Gareth Thomas: The water industry is failing – it’s time to put the public in charge
Bringing water into public ownership on a mutual model would ensure a well-resourced and accountable industry – and save the taxpayer money, writes Gareth Thomas
Margaret Thatcher’s decision 30 years ago to privatize our water industry has created a system which is expensive, unaccountable and unfair. No other country has completely privatized their system of water and sewage services. There is little competition and regulation has been deeply flawed. The consumer voice has carried little weight when up against the interests of distant investors and not surprisingly water bills have rocketed as a result.
Bringing the water industry back into public ownership by mutualizing the industry has long been the ambition of the Co-op party. Indeed, only a change in ownership so that the public are in charge will deliver the shift in priorities to make the water industry fit for the environmental, investment and financial challenges it faces.
The owners of Thames Water have particularly exploited their monopoly position. In the ten years to 2016 Thames Water’s shareholders paid themselves £1.6bn in dividends, ran up a pension deficit of £260m, loaded Thames Water with £10bn of debt and regularly paid zero corporation tax. In 2017 Thames Water was ranked 23rd out of 23 water companies for customer satisfaction according to, the Water Watchdog, The Consumer Council for Water. According to their own performance report for 2017/18 Thames are failing to meet basic targets in 17 out of 41 key areas.
Research by the Open University suggests that the owners took more in dividends from Thames Water than it actually earned from its income from its consumers over the last decade. Dividends, debt and the pension deficit weren’t the only things to increase in this period – customer bills and the number of complaints went up too.
Thames Water should be converted into a mutual, operating in the private sector but owned by its consumers and its employees.
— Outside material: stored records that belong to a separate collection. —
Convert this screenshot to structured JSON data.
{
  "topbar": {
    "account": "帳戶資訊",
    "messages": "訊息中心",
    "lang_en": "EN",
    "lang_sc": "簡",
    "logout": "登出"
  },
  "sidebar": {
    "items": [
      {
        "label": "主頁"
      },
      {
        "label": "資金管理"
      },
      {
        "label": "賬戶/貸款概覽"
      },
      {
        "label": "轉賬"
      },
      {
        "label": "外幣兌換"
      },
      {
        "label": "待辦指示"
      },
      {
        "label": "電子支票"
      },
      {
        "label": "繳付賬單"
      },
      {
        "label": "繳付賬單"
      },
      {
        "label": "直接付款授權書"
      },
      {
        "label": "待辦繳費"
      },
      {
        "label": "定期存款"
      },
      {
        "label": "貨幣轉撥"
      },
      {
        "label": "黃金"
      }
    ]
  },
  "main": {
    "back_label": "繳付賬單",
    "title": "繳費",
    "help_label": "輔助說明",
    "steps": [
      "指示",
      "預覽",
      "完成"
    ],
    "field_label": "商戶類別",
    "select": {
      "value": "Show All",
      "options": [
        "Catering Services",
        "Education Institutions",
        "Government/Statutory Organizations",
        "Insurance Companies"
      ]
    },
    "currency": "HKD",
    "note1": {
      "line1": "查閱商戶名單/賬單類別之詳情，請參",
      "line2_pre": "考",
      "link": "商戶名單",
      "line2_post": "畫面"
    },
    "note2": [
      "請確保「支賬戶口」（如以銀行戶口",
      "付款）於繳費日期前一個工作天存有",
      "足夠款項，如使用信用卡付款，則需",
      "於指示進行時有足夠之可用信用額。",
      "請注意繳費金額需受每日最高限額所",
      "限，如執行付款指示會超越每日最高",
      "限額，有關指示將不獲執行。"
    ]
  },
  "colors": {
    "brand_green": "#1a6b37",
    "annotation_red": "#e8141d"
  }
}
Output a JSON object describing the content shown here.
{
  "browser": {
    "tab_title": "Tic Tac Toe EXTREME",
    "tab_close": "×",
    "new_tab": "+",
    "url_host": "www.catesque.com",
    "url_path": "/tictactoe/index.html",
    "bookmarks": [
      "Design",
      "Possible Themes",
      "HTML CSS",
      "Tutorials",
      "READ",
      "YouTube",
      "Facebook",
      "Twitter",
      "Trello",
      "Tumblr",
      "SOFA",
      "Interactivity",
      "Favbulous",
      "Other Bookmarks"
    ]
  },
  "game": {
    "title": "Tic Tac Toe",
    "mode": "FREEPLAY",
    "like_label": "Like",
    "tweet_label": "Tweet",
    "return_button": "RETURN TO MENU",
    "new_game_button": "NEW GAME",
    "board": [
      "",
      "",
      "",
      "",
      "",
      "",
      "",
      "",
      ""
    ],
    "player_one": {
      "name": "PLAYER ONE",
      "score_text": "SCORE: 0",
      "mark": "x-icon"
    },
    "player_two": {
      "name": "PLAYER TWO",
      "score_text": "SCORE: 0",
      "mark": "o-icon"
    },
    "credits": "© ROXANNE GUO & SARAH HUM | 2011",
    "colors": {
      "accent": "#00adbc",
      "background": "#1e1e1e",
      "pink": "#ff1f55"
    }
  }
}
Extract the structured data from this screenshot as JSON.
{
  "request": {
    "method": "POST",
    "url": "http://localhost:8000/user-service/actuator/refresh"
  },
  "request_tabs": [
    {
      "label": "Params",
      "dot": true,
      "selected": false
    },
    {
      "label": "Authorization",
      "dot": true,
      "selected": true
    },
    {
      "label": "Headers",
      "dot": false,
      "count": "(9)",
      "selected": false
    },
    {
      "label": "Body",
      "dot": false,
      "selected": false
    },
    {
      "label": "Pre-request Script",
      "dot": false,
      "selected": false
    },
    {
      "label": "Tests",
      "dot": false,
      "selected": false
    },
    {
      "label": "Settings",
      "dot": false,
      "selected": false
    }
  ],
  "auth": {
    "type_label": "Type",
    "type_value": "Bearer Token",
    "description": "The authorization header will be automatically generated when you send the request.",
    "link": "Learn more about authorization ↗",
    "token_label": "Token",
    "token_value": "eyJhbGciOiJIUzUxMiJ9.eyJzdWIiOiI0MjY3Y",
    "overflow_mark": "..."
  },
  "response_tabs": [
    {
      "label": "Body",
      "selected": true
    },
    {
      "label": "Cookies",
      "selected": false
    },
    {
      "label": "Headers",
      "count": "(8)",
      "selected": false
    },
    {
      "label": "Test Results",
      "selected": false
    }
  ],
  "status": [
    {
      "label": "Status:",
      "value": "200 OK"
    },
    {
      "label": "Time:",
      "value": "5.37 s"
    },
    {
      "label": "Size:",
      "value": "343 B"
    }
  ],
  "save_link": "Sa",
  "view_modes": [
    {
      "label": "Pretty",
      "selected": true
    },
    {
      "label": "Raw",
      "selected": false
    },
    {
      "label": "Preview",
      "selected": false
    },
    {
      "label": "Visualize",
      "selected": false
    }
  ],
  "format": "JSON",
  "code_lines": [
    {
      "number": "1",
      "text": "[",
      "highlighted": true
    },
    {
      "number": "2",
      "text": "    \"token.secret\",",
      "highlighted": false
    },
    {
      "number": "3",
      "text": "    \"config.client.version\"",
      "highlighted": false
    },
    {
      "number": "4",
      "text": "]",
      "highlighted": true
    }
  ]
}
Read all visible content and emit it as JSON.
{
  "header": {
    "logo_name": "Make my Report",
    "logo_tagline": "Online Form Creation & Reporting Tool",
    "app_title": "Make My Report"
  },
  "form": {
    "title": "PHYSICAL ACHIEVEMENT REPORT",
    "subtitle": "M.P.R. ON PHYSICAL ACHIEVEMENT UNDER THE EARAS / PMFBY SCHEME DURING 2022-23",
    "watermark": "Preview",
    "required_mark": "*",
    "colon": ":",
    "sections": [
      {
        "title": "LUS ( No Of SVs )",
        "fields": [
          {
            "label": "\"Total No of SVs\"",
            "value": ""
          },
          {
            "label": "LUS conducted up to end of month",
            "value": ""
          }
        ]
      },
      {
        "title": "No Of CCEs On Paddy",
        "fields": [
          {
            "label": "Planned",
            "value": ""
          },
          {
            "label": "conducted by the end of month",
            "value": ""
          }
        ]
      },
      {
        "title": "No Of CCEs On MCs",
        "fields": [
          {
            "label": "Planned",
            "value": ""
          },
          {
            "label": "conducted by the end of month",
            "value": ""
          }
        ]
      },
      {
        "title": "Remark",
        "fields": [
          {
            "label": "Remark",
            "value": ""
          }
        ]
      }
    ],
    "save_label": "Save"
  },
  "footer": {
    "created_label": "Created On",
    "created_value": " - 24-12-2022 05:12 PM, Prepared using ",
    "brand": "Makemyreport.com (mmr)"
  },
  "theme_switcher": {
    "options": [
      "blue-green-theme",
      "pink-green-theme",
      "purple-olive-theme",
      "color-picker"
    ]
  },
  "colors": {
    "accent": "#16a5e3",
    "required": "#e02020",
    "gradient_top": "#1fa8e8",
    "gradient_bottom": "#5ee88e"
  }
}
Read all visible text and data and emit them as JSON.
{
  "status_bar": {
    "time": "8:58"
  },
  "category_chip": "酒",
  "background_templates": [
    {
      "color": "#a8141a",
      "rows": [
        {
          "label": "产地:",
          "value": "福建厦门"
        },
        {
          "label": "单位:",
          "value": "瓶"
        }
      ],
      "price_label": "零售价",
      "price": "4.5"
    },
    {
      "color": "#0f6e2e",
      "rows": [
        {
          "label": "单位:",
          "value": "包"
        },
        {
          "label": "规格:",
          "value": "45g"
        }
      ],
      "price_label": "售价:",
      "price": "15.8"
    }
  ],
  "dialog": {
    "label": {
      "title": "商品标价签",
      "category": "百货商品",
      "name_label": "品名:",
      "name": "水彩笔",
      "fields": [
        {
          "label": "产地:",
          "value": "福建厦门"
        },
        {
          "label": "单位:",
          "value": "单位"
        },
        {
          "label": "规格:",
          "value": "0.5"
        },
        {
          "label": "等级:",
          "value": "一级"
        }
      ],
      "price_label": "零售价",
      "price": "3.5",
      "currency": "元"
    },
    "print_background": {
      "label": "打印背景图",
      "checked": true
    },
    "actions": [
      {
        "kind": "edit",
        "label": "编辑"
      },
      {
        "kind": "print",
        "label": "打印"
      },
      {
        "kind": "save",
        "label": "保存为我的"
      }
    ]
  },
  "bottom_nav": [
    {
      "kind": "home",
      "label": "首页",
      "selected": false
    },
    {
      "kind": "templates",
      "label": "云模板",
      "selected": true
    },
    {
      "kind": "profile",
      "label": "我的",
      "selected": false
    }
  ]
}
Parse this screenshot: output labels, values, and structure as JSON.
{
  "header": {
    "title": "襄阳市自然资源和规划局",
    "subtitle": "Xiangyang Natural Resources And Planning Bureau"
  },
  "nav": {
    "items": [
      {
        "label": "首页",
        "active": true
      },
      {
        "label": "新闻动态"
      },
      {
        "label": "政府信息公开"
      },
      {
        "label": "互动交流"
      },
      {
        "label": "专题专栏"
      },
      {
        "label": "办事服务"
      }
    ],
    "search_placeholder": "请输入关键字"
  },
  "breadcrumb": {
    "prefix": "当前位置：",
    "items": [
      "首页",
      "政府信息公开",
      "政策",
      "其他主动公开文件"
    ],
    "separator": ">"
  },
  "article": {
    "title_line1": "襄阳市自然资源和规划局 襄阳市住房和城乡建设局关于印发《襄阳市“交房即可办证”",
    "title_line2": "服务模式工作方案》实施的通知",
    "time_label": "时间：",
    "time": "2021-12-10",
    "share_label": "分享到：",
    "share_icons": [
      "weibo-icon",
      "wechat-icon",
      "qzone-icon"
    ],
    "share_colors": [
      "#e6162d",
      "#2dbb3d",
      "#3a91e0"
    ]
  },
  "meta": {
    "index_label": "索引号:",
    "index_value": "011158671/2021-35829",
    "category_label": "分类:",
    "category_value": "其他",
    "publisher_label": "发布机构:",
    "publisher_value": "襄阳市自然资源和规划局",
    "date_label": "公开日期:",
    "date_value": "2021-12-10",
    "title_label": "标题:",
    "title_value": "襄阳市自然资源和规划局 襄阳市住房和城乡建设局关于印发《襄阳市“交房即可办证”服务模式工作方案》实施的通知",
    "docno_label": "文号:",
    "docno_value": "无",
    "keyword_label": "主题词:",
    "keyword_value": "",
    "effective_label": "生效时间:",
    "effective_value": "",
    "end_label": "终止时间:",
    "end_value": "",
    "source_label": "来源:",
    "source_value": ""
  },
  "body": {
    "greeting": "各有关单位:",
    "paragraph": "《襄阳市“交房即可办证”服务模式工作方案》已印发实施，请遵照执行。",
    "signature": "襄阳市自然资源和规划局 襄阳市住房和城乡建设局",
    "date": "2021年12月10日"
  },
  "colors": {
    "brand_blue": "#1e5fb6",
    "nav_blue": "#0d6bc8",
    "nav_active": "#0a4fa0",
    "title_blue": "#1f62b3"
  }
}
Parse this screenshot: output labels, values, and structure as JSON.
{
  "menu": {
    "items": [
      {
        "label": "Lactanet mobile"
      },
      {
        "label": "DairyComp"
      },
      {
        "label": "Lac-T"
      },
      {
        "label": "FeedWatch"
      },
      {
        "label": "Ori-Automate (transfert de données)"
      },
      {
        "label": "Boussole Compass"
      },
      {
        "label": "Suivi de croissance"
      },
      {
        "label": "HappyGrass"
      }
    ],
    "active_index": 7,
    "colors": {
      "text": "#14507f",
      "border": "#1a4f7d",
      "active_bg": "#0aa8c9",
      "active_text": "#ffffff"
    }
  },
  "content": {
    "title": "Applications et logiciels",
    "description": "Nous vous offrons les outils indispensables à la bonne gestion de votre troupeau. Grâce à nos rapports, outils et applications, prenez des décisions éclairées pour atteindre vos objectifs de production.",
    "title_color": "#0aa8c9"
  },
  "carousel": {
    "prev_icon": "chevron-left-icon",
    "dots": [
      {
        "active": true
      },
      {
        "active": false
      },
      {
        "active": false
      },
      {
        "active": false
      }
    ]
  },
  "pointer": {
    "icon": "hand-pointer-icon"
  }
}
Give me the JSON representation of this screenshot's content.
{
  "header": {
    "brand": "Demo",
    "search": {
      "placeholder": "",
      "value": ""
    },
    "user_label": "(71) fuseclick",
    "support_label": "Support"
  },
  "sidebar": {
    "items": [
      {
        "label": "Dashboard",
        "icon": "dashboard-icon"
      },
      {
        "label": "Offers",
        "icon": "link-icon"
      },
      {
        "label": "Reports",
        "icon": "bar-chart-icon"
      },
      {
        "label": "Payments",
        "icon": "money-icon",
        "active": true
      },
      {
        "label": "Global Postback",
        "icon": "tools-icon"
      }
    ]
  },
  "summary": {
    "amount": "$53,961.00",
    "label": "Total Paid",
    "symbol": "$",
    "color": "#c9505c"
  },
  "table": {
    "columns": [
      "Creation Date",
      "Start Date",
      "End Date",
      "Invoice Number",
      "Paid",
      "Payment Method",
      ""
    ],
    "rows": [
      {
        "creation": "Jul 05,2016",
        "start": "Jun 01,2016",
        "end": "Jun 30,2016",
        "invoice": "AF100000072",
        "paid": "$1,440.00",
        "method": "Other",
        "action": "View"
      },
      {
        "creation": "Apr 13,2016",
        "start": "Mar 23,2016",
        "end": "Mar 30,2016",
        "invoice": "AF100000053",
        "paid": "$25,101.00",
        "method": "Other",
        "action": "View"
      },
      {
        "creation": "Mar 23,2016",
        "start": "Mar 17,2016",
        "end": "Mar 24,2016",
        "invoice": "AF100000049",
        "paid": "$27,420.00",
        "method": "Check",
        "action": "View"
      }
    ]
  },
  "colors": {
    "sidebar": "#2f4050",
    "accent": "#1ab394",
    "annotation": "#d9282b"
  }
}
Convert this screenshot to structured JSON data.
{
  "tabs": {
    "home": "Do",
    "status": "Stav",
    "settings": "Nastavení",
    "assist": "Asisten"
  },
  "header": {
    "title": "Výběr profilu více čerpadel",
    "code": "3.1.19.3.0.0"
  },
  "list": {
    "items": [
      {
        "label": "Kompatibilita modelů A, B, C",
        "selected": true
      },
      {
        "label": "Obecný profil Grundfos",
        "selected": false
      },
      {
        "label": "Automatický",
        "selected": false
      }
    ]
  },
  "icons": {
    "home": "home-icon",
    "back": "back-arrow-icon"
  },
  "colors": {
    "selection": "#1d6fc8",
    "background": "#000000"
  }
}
Thames Water would be jointly owned by a consumer trust and an Employee trust to share ownership of the new mutual company which would be limited by guarantee, similar to Glas Cymru who provide water in Wales.
Public ownership can take many forms but a mutual model, building on the success of what has worked in Wales and some of the lessons of the industry before privatisation would ensure Thames Water is well-resourced, accountable and effective.
Mutualising the water industry would also not require taxpayer money to be diverted from funding public services into buying out the current owners of water companies.
One of the key arguments used to bring in privatisation was that companies would deliver new investment. The government of the day cancelled all the former nationalised industries debts to help and huge sums have over the last 30 years have been borrowed, but it is questionable whether that has led to more investment than there would otherwise have been.
All of the investment in tackling leaks and improving water supply could have been covered using the resources garnered by customer bills suggesting that the debt on water companies’ books is at least in part delivering tax and dividend benefits for shareholders rather than new investment to help tackle leaks and improve services.
Mutuals would still be able to borrow for investment taking away one of the arguments opponents of reform would inevitably use to argue against public ownership and for reprivatisation.
Increasing the powers of Ofwat to reduce dividends, increase investment and put the consumers first would transform the ownership of the water industry delivering public ownership at no cost to the taxpayer and making re-privatisation much less likely.
The water industry needs reform. But if the reform is to be meaningful a change in ownership to put consumers and employees in the driving seat is essential.
Gareth Thomas is Labour MP for Harrow West. The Westminster Hall debate on the future of the water industry is on Tuesday 22nd January